“Uh…no. You go first.” She said nervously. This was the part she was dreading, and her hands trembled a little bit as she drew her own scrap of paper out.
Bart smiled, “Ok! See you on the other side!” He knelt and slid his paper beneath the door and stepped back again. A moment passed and suddenly the crypt doors swung open. To Bettina it looked like an empty mausoleum,but Bart’s smile vanished into an awestruck look and he stepped forward into the shadows, “Oh coo-” and he was gone and the doors closed.
Bettina swallowed nervously and looked down at her the blank paper in her hands.
“Once you’ve made your honors to our founder and told her your name, you must make an offering for the gate to open,” the letter had said, “Write what you want. Not whatever you want, not some passing whim, dear student: speak your heart’s desire. Tell our founder what you want truly desire…the thing you will pursue while you are in the halls of her school. Write it down and send it to her and come to find your destiny.”

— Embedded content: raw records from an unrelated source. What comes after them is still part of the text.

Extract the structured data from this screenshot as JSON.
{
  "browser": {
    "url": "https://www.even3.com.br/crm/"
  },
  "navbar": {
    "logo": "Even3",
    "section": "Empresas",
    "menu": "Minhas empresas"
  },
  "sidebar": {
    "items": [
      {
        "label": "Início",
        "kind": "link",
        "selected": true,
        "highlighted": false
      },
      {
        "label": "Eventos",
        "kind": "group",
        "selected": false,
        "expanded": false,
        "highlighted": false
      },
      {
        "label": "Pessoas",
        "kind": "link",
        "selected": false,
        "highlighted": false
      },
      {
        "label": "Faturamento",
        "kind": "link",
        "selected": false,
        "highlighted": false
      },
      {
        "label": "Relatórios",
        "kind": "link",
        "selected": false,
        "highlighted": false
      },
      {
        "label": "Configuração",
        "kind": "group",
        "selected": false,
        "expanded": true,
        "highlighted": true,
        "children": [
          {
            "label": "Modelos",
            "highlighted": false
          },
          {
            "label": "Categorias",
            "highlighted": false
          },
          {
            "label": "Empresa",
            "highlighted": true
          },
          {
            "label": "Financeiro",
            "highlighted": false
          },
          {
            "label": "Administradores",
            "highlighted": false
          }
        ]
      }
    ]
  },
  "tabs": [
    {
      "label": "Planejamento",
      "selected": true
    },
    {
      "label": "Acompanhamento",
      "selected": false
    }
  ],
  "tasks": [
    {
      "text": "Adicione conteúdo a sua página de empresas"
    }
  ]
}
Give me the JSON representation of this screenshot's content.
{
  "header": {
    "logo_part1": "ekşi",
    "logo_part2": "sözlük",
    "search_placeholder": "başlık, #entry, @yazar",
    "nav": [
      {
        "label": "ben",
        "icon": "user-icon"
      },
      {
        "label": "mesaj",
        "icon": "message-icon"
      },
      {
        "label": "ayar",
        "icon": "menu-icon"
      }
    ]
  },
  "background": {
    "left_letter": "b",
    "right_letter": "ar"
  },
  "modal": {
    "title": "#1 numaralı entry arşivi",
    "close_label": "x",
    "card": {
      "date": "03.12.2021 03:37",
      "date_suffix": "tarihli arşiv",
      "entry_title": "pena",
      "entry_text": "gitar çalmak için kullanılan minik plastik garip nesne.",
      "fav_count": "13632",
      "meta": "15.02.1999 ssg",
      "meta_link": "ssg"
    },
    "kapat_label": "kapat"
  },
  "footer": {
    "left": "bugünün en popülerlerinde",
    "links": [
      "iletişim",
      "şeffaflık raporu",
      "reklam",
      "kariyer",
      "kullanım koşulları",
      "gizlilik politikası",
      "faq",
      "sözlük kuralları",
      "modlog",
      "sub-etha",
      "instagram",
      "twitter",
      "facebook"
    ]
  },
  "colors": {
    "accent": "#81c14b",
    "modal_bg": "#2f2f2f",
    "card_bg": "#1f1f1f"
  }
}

Bettina thought about it, eyes wide in the moonlight. She thought about Ms. Clarke and the strange way her handbag seemed to hold whatever the needed. She thought about the real magic shops she been to in New Orleans, and the queer old men and women and their enchanted fetishes dancing on the end of silver chains. She thought about Bart’s chest and its little, wobbly legs and the way he’d vanished…and then she drew her pen from her pocked and smoothed the paper on the tomb’s cold face.
I want to understand, she wrote.
She folded the paper and slid it beneath the door, waiting in terror against the possibility of a wrong answer. Somewhere in the cemetery a woman sobbed quietly, and an owl hooted.
The door swung open. Inside was no empty shell of stone, but another graveyard. An old man smoked a strange, black cigarette just on the other side, leaning on a long wooden staff. In the distance she could see Bart walking towards the open gates and the manor house that seemed to hover over the dark waters beyond them. The man had golden eyes and a little smile and he waved her to come through, “Aye, Ms. Wells. We’re expecting you…come on! The feast starts soon.”
Bettina stepped through, and the door shut behind her.